By setting up a trust as part of your estate plan, you help ensure that your loved ones have the financial resources they need after your death. You can use a trust to hold assets including cash, investments and property, which are distributed to beneficiaries according to your wishes.
A trust also can help you reduce your estate taxes. And since trusts typically are not subject to probate, your heirs may be able to access the assets held in the trust more quickly than with a will alone. Trusts can provide a number of additional advantages, including:
- A higher level of protection of assets from lawsuits and creditors.
- The ability to specify when and how your assets are disbursed following your death.
- The ability to designate a successor trustee to manage the trust after your death or in the event of your incapacity.
Revocable and Irrevocable Trusts
Various types of trusts exist, with most falling into the categories of either revocable or irrevocable. A revocable trust, also referred to as a living trust, is a flexible estate planning tool that helps you avoid the probate process even as you keep control of your assets. You can dissolve a revocable trust whenever you wish; however, revocable trusts usually are irrevocable after your death.
Once you establish an irrevocable trust, you will not have the ability to alter it. Assets in the trust typically are moved out of your estate. You lose control of the assets, and you do not have the option to change terms of the trust or dissolve it.

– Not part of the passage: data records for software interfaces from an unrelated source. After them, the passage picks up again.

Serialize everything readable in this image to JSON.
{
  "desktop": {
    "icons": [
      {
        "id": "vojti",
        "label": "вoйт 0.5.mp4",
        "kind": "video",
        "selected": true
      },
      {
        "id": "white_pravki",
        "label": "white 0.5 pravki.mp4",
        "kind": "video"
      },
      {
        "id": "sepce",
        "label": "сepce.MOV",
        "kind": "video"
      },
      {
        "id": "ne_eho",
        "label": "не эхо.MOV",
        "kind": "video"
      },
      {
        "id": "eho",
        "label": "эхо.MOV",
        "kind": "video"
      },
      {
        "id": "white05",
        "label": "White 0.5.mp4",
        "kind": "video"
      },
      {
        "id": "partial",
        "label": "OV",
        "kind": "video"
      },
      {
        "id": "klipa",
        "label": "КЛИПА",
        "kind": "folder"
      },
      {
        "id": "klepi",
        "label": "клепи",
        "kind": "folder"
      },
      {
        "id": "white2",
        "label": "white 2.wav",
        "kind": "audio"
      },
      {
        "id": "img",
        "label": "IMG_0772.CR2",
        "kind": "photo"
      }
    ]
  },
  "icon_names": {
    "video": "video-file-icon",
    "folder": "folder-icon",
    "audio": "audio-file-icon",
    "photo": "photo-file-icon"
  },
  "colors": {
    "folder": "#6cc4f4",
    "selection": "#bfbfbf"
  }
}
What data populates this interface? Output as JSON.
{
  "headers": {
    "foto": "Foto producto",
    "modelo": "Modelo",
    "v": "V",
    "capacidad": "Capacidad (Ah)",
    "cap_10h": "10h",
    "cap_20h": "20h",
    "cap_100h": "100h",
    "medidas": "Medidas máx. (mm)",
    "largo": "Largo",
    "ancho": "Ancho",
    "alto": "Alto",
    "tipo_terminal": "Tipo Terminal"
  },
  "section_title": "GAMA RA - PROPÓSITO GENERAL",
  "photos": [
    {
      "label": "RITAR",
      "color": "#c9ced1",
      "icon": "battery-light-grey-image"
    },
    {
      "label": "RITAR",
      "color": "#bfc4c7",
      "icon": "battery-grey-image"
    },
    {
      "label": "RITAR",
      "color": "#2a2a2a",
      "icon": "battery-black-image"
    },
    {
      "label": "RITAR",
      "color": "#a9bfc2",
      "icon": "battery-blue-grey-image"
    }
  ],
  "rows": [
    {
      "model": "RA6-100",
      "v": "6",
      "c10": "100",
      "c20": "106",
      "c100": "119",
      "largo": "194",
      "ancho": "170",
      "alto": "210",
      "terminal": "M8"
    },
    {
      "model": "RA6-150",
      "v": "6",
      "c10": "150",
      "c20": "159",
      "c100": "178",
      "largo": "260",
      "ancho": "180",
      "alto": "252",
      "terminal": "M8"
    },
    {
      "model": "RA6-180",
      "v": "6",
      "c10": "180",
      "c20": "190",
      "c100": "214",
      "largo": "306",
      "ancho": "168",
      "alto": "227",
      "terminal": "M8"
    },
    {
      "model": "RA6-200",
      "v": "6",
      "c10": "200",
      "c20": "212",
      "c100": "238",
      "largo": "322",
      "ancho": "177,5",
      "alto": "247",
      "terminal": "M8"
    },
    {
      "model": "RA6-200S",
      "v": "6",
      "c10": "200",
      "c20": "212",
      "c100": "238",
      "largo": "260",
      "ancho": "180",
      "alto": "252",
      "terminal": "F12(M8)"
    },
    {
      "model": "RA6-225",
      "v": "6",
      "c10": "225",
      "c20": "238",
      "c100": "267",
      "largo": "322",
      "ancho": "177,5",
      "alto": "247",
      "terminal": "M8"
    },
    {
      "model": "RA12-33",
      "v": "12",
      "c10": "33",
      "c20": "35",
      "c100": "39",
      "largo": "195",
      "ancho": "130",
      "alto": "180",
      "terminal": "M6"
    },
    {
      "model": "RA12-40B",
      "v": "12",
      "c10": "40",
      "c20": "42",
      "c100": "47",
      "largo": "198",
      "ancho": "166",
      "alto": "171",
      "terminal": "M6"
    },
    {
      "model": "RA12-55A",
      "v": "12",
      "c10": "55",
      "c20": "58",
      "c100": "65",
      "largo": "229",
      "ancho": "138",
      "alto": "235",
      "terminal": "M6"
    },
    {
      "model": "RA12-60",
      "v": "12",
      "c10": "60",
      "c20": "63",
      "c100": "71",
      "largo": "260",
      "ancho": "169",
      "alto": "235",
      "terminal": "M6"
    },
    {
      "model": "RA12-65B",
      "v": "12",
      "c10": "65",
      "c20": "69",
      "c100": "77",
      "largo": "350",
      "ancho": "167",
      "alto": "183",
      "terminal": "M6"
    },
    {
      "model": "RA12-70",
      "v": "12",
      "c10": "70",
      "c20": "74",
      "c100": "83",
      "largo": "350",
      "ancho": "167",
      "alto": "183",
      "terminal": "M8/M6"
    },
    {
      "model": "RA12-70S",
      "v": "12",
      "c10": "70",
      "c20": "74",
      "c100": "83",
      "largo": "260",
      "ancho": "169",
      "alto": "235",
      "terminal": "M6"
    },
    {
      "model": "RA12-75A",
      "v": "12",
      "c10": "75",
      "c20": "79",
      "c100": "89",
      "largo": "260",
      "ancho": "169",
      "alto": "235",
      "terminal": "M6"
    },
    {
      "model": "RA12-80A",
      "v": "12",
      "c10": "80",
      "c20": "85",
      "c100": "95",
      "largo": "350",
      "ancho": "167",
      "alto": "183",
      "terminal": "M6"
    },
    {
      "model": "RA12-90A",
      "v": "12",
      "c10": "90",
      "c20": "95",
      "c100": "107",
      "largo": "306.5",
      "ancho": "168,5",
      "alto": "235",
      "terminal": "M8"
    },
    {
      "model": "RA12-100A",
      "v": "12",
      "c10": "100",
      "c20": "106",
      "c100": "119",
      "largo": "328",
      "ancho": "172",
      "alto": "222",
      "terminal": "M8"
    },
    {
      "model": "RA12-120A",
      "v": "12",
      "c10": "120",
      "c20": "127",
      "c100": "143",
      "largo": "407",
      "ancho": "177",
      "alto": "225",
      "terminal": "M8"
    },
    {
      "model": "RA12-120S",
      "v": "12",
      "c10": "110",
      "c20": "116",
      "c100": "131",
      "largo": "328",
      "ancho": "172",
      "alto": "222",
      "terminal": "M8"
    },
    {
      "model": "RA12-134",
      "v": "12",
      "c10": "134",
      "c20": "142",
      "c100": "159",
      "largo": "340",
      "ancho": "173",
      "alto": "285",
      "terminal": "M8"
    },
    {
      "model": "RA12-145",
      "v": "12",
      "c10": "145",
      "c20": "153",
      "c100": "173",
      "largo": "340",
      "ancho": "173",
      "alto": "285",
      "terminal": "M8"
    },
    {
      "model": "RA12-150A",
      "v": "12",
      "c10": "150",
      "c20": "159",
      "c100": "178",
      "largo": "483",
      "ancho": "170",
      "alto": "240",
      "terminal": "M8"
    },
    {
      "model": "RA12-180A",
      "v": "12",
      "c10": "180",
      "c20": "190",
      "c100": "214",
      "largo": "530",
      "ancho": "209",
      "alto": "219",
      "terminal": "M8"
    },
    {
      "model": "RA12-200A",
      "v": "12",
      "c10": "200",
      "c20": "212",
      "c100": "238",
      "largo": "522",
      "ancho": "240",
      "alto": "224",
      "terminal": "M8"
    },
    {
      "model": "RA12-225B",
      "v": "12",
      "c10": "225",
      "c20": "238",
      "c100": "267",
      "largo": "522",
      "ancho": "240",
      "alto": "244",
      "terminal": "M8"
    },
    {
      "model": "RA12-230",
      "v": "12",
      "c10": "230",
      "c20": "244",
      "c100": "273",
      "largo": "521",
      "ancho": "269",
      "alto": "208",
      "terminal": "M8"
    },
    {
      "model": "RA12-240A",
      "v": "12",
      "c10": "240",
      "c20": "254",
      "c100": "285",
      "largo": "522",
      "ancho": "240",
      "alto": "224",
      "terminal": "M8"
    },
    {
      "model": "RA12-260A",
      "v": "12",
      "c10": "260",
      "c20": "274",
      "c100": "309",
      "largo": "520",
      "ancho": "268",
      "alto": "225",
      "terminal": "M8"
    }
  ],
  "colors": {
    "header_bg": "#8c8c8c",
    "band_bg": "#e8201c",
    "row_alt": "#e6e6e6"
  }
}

If your main objective is reducing the portion of your assets subject to estate taxes, an irrevocable trust does so by essentially moving the assets out of your estate. Because the assets are no longer part of your estate, you also are not liable for taxes on income generated from the assets. In some cases, irrevocable trusts can protect assets from legal judgments. But in most cases, revocable trusts can also protect most, if not all, assets from estate taxes for most individuals and married couples.
Living Trusts as Estate Planning Tools
A living trust is established during your lifetime rather than upon your death. Different forms of living trusts exist and can serve as tools for lowering estate taxes, avoiding probate or establishing a means for long-term management of property.
Revocable living trusts have grown in popularity in recent years, especially among individuals approaching retirement age. A living trust may be a beneficial estate planning tool for you, depending on your individual circumstances. Your attorney can assist you in determining whether this type of trust should play a role in your overall estate planning.
Differences in Wills and Trusts
Trusts serve as tools for avoiding probate and controlling your assets after your death. In addition, a trust can help keep at least some of your personal financial affairs out of the public record, and it can provide a high degree of flexibility.
However, a trust also can be more complex to establish than a simple will. In addition, to reap the full benefits of a trust, you’ll need to complete the process of funding and changing titles for assets the trust owns. Trusts also typically allow for a higher level of control over the disbursement of assets, and they can help you achieve specific goals like paying for college or contributing to charities.
For some retired individuals, a will may suffice for estate planning needs. Wills are simpler to set up and manage, and — unlike trusts — they’re easy to dissolve if circumstances change. Wills also typically cost less to create than do trusts.
How to Set up a Trust
To establish a trust in Michigan, work with an experienced estate planning attorney to create the trust document. Your attorney will take into account a number of factors — including your age, marital status and the size of your estate — in structuring the trust appropriately for your needs.
The trust document will specify the beneficiaries of the property held in the trust, and they will name you as the designated trustee as well as name a successor upon your death or incapacity. Once the paperwork is complete, you’ll transfer property into the trust.
The trustee will be responsible for administering the trust based on the terms of the trust, for the benefit of the beneficiaries you’ve named. If you need to amend or alter the trust at any point in the future, your attorney can assist you with completing the proper paperwork.
Creating an estate plan is a complex and important endeavor that can affect your loved ones for many years to come. To ensure that you make the right choices, work with a qualified estate planning attorney. Contact Gold & Associates, P.C., for a free consultation.